[Data shown Boundary: Start]

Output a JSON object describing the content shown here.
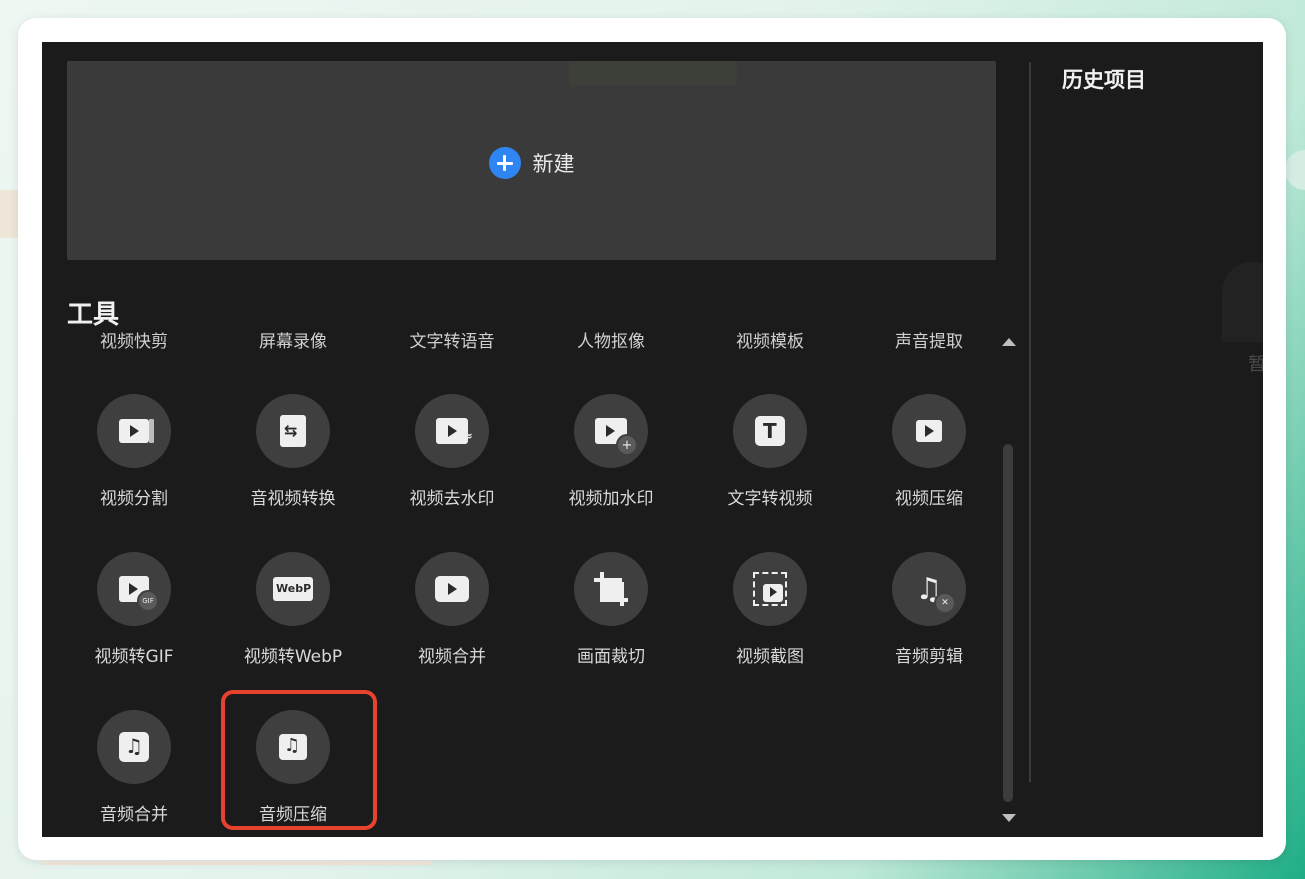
{
  "new_project": {
    "label": "新建",
    "icon": "plus-circle-icon",
    "accent": "#2f86f2"
  },
  "history": {
    "title": "历史项目",
    "faded_text": "暂"
  },
  "tools": {
    "title": "工具",
    "top_row": [
      "视频快剪",
      "屏幕录像",
      "文字转语音",
      "人物抠像",
      "视频模板",
      "声音提取"
    ],
    "items": [
      {
        "label": "视频分割",
        "icon": "video-split-icon"
      },
      {
        "label": "音视频转换",
        "icon": "file-convert-icon"
      },
      {
        "label": "视频去水印",
        "icon": "remove-watermark-icon"
      },
      {
        "label": "视频加水印",
        "icon": "add-watermark-icon"
      },
      {
        "label": "文字转视频",
        "icon": "text-to-video-icon"
      },
      {
        "label": "视频压缩",
        "icon": "video-compress-icon"
      },
      {
        "label": "视频转GIF",
        "icon": "video-to-gif-icon"
      },
      {
        "label": "视频转WebP",
        "icon": "video-to-webp-icon"
      },
      {
        "label": "视频合并",
        "icon": "video-merge-icon"
      },
      {
        "label": "画面裁切",
        "icon": "crop-icon"
      },
      {
        "label": "视频截图",
        "icon": "video-screenshot-icon"
      },
      {
        "label": "音频剪辑",
        "icon": "audio-cut-icon"
      },
      {
        "label": "音频合并",
        "icon": "audio-merge-icon"
      },
      {
        "label": "音频压缩",
        "icon": "audio-compress-icon"
      }
    ],
    "highlighted_item": "音频压缩",
    "highlight_color": "#e7422e"
  },
  "glyphs": {
    "text_tool": "T",
    "gif": "GIF",
    "webp": "WebP",
    "music": "♫",
    "plus": "+",
    "swap": "⇆",
    "wave": "≈"
  }
}
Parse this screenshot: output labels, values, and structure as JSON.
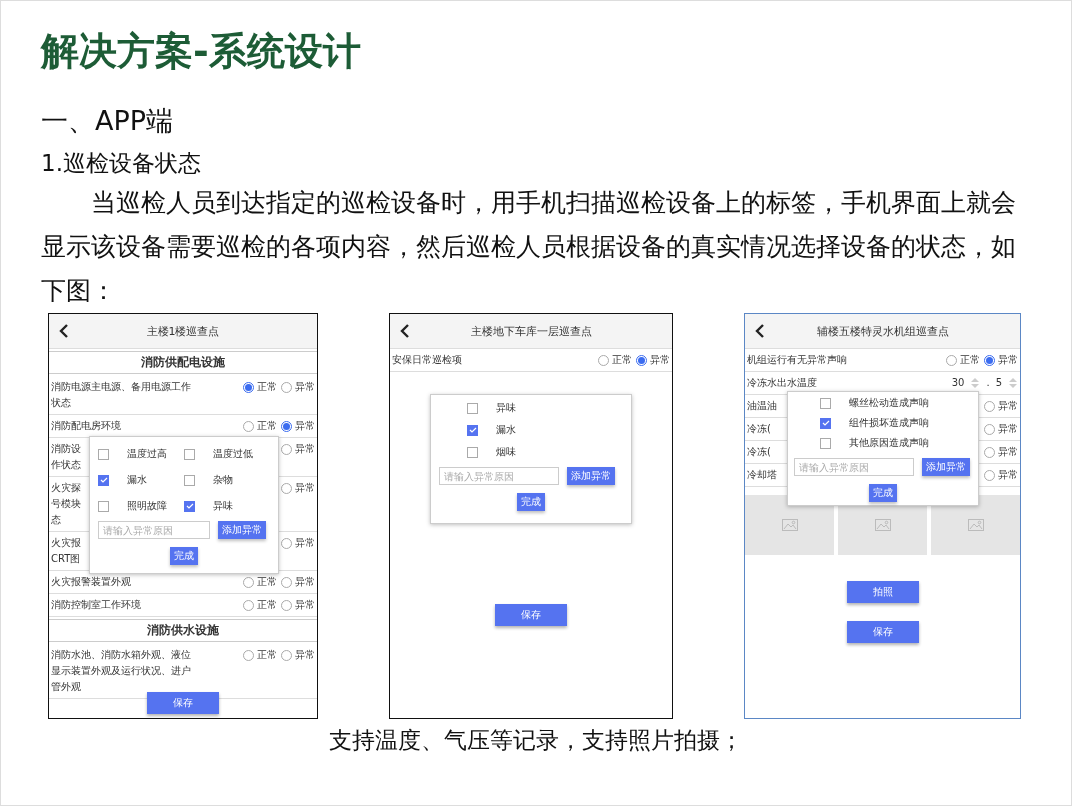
{
  "title": "解决方案-系统设计",
  "heading": "一、APP端",
  "subheading": "1.巡检设备状态",
  "paragraph": "当巡检人员到达指定的巡检设备时，用手机扫描巡检设备上的标签，手机界面上就会显示该设备需要巡检的各项内容，然后巡检人员根据设备的真实情况选择设备的状态，如下图：",
  "phones": [
    {
      "kind": "checklist",
      "title": "主楼1楼巡查点",
      "rows": [
        {
          "kind": "section",
          "lines": [
            "消防供配电设施"
          ]
        },
        {
          "kind": "radio",
          "lines": [
            "消防电源主电源、备用电源工作",
            "状态"
          ],
          "options": [
            {
              "label": "正常",
              "selected": true
            },
            {
              "label": "异常",
              "selected": false
            }
          ]
        },
        {
          "kind": "radio",
          "lines": [
            "消防配电房环境"
          ],
          "options": [
            {
              "label": "正常",
              "selected": false
            },
            {
              "label": "异常",
              "selected": true
            }
          ]
        },
        {
          "kind": "radio",
          "lines": [
            "消防设",
            "作状态"
          ],
          "options": [
            {
              "label": "异常",
              "selected": false
            }
          ]
        },
        {
          "kind": "radio",
          "lines": [
            "火灾探",
            "号模块",
            "态"
          ],
          "options": [
            {
              "label": "异常",
              "selected": false
            }
          ]
        },
        {
          "kind": "radio",
          "lines": [
            "火灾报",
            "CRT图"
          ],
          "options": [
            {
              "label": "异常",
              "selected": false
            }
          ]
        },
        {
          "kind": "radio",
          "lines": [
            "火灾报警装置外观"
          ],
          "options": [
            {
              "label": "正常",
              "selected": false
            },
            {
              "label": "异常",
              "selected": false
            }
          ]
        },
        {
          "kind": "radio",
          "lines": [
            "消防控制室工作环境"
          ],
          "options": [
            {
              "label": "正常",
              "selected": false
            },
            {
              "label": "异常",
              "selected": false
            }
          ]
        },
        {
          "kind": "section",
          "lines": [
            "消防供水设施"
          ]
        },
        {
          "kind": "radio",
          "lines": [
            "消防水池、消防水箱外观、液位",
            "显示装置外观及运行状况、进户",
            "管外观"
          ],
          "options": [
            {
              "label": "正常",
              "selected": false
            },
            {
              "label": "异常",
              "selected": false
            }
          ]
        }
      ],
      "popup": {
        "kind": "grid",
        "options": [
          {
            "label": "温度过高",
            "checked": false
          },
          {
            "label": "温度过低",
            "checked": false
          },
          {
            "label": "漏水",
            "checked": true
          },
          {
            "label": "杂物",
            "checked": false
          },
          {
            "label": "照明故障",
            "checked": false
          },
          {
            "label": "异味",
            "checked": true
          }
        ],
        "placeholder": "请输入异常原因",
        "add_button": "添加异常",
        "done_button": "完成"
      },
      "buttons": [
        "保存"
      ]
    },
    {
      "kind": "checklist",
      "title": "主楼地下车库一层巡查点",
      "rows": [
        {
          "kind": "radio",
          "lines": [
            "安保日常巡检项"
          ],
          "options": [
            {
              "label": "正常",
              "selected": false
            },
            {
              "label": "异常",
              "selected": true
            }
          ]
        }
      ],
      "popup": {
        "kind": "inline",
        "options": [
          {
            "label": "异味",
            "checked": false
          },
          {
            "label": "漏水",
            "checked": true
          },
          {
            "label": "烟味",
            "checked": false
          }
        ],
        "placeholder": "请输入异常原因",
        "add_button": "添加异常",
        "done_button": "完成"
      },
      "buttons": [
        "保存"
      ]
    },
    {
      "kind": "photo-form",
      "title": "辅楼五楼特灵水机组巡查点",
      "rows": [
        {
          "kind": "radio",
          "lines": [
            "机组运行有无异常声响"
          ],
          "options": [
            {
              "label": "正常",
              "selected": false
            },
            {
              "label": "异常",
              "selected": true
            }
          ]
        },
        {
          "kind": "stepper",
          "lines": [
            "冷冻水出水温度"
          ],
          "values": [
            "30",
            "5"
          ],
          "separator": "."
        },
        {
          "kind": "radio",
          "lines": [
            "油温油"
          ],
          "options": [
            {
              "label": "异常",
              "selected": false
            }
          ]
        },
        {
          "kind": "radio",
          "lines": [
            "冷冻("
          ],
          "options": [
            {
              "label": "异常",
              "selected": false
            }
          ]
        },
        {
          "kind": "radio",
          "lines": [
            "冷冻("
          ],
          "options": [
            {
              "label": "异常",
              "selected": false
            }
          ]
        },
        {
          "kind": "radio",
          "lines": [
            "冷却塔"
          ],
          "options": [
            {
              "label": "异常",
              "selected": false
            }
          ]
        }
      ],
      "popup": {
        "kind": "overlay",
        "options": [
          {
            "label": "螺丝松动造成声响",
            "checked": false
          },
          {
            "label": "组件损坏造成声响",
            "checked": true
          },
          {
            "label": "其他原因造成声响",
            "checked": false
          }
        ],
        "placeholder": "请输入异常原因",
        "add_button": "添加异常",
        "done_button": "完成"
      },
      "buttons": [
        "拍照",
        "保存"
      ]
    }
  ],
  "caption": "支持温度、气压等记录，支持照片拍摄；"
}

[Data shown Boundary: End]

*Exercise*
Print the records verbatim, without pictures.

*Problem solution*
Output a JSON object describing the content shown here.
{
  "new_project": {
    "label": "新建",
    "icon": "plus-circle-icon",
    "accent": "#2f86f2"
  },
  "history": {
    "title": "历史项目",
    "faded_text": "暂"
  },
  "tools": {
    "title": "工具",
    "top_row": [
      "视频快剪",
      "屏幕录像",
      "文字转语音",
      "人物抠像",
      "视频模板",
      "声音提取"
    ],
    "items": [
      {
        "label": "视频分割",
        "icon": "video-split-icon"
      },
      {
        "label": "音视频转换",
        "icon": "file-convert-icon"
      },
      {
        "label": "视频去水印",
        "icon": "remove-watermark-icon"
      },
      {
        "label": "视频加水印",
        "icon": "add-watermark-icon"
      },
      {
        "label": "文字转视频",
        "icon": "text-to-video-icon"
      },
      {
        "label": "视频压缩",
        "icon": "video-compress-icon"
      },
      {
        "label": "视频转GIF",
        "icon": "video-to-gif-icon"
      },
      {
        "label": "视频转WebP",
        "icon": "video-to-webp-icon"
      },
      {
        "label": "视频合并",
        "icon": "video-merge-icon"
      },
      {
        "label": "画面裁切",
        "icon": "crop-icon"
      },
      {
        "label": "视频截图",
        "icon": "video-screenshot-icon"
      },
      {
        "label": "音频剪辑",
        "icon": "audio-cut-icon"
      },
      {
        "label": "音频合并",
        "icon": "audio-merge-icon"
      },
      {
        "label": "音频压缩",
        "icon": "audio-compress-icon"
      }
    ],
    "highlighted_item": "音频压缩",
    "highlight_color": "#e7422e"
  },
  "glyphs": {
    "text_tool": "T",
    "gif": "GIF",
    "webp": "WebP",
    "music": "♫",
    "plus": "+",
    "swap": "⇆",
    "wave": "≈"
  }
}
Parse this screenshot: output labels, values, and structure as JSON.
{
  "title": "解决方案-系统设计",
  "heading": "一、APP端",
  "subheading": "1.巡检设备状态",
  "paragraph": "当巡检人员到达指定的巡检设备时，用手机扫描巡检设备上的标签，手机界面上就会显示该设备需要巡检的各项内容，然后巡检人员根据设备的真实情况选择设备的状态，如下图：",
  "phones": [
    {
      "kind": "checklist",
      "title": "主楼1楼巡查点",
      "rows": [
        {
          "kind": "section",
          "lines": [
            "消防供配电设施"
          ]
        },
        {
          "kind": "radio",
          "lines": [
            "消防电源主电源、备用电源工作",
            "状态"
          ],
          "options": [
            {
              "label": "正常",
              "selected": true
            },
            {
              "label": "异常",
              "selected": false
            }
          ]
        },
        {
          "kind": "radio",
          "lines": [
            "消防配电房环境"
          ],
          "options": [
            {
              "label": "正常",
              "selected": false
            },
            {
              "label": "异常",
              "selected": true
            }
          ]
        },
        {
          "kind": "radio",
          "lines": [
            "消防设",
            "作状态"
          ],
          "options": [
            {
              "label": "异常",
              "selected": false
            }
          ]
        },
        {
          "kind": "radio",
          "lines": [
            "火灾探",
            "号模块",
            "态"
          ],
          "options": [
            {
              "label": "异常",
              "selected": false
            }
          ]
        },
        {
          "kind": "radio",
          "lines": [
            "火灾报",
            "CRT图"
          ],
          "options": [
            {
              "label": "异常",
              "selected": false
            }
          ]
        },
        {
          "kind": "radio",
          "lines": [
            "火灾报警装置外观"
          ],
          "options": [
            {
              "label": "正常",
              "selected": false
            },
            {
              "label": "异常",
              "selected": false
            }
          ]
        },
        {
          "kind": "radio",
          "lines": [
            "消防控制室工作环境"
          ],
          "options": [
            {
              "label": "正常",
              "selected": false
            },
            {
              "label": "异常",
              "selected": false
            }
          ]
        },
        {
          "kind": "section",
          "lines": [
            "消防供水设施"
          ]
        },
        {
          "kind": "radio",
          "lines": [
            "消防水池、消防水箱外观、液位",
            "显示装置外观及运行状况、进户",
            "管外观"
          ],
          "options": [
            {
              "label": "正常",
              "selected": false
            },
            {
              "label": "异常",
              "selected": false
            }
          ]
        }
      ],
      "popup": {
        "kind": "grid",
        "options": [
          {
            "label": "温度过高",
            "checked": false
          },
          {
            "label": "温度过低",
            "checked": false
          },
          {
            "label": "漏水",
            "checked": true
          },
          {
            "label": "杂物",
            "checked": false
          },
          {
            "label": "照明故障",
            "checked": false
          },
          {
            "label": "异味",
            "checked": true
          }
        ],
        "placeholder": "请输入异常原因",
        "add_button": "添加异常",
        "done_button": "完成"
      },
      "buttons": [
        "保存"
      ]
    },
    {
      "kind": "checklist",
      "title": "主楼地下车库一层巡查点",
      "rows": [
        {
          "kind": "radio",
          "lines": [
            "安保日常巡检项"
          ],
          "options": [
            {
              "label": "正常",
              "selected": false
            },
            {
              "label": "异常",
              "selected": true
            }
          ]
        }
      ],
      "popup": {
        "kind": "inline",
        "options": [
          {
            "label": "异味",
            "checked": false
          },
          {
            "label": "漏水",
            "checked": true
          },
          {
            "label": "烟味",
            "checked": false
          }
        ],
        "placeholder": "请输入异常原因",
        "add_button": "添加异常",
        "done_button": "完成"
      },
      "buttons": [
        "保存"
      ]
    },
    {
      "kind": "photo-form",
      "title": "辅楼五楼特灵水机组巡查点",
      "rows": [
        {
          "kind": "radio",
          "lines": [
            "机组运行有无异常声响"
          ],
          "options": [
            {
              "label": "正常",
              "selected": false
            },
            {
              "label": "异常",
              "selected": true
            }
          ]
        },
        {
          "kind": "stepper",
          "lines": [
            "冷冻水出水温度"
          ],
          "values": [
            "30",
            "5"
          ],
          "separator": "."
        },
        {
          "kind": "radio",
          "lines": [
            "油温油"
          ],
          "options": [
            {
              "label": "异常",
              "selected": false
            }
          ]
        },
        {
          "kind": "radio",
          "lines": [
            "冷冻("
          ],
          "options": [
            {
              "label": "异常",
              "selected": false
            }
          ]
        },
        {
          "kind": "radio",
          "lines": [
            "冷冻("
          ],
          "options": [
            {
              "label": "异常",
              "selected": false
            }
          ]
        },
        {
          "kind": "radio",
          "lines": [
            "冷却塔"
          ],
          "options": [
            {
              "label": "异常",
              "selected": false
            }
          ]
        }
      ],
      "popup": {
        "kind": "overlay",
        "options": [
          {
            "label": "螺丝松动造成声响",
            "checked": false
          },
          {
            "label": "组件损坏造成声响",
            "checked": true
          },
          {
            "label": "其他原因造成声响",
            "checked": false
          }
        ],
        "placeholder": "请输入异常原因",
        "add_button": "添加异常",
        "done_button": "完成"
      },
      "buttons": [
        "拍照",
        "保存"
      ]
    }
  ],
  "caption": "支持温度、气压等记录，支持照片拍摄；"
}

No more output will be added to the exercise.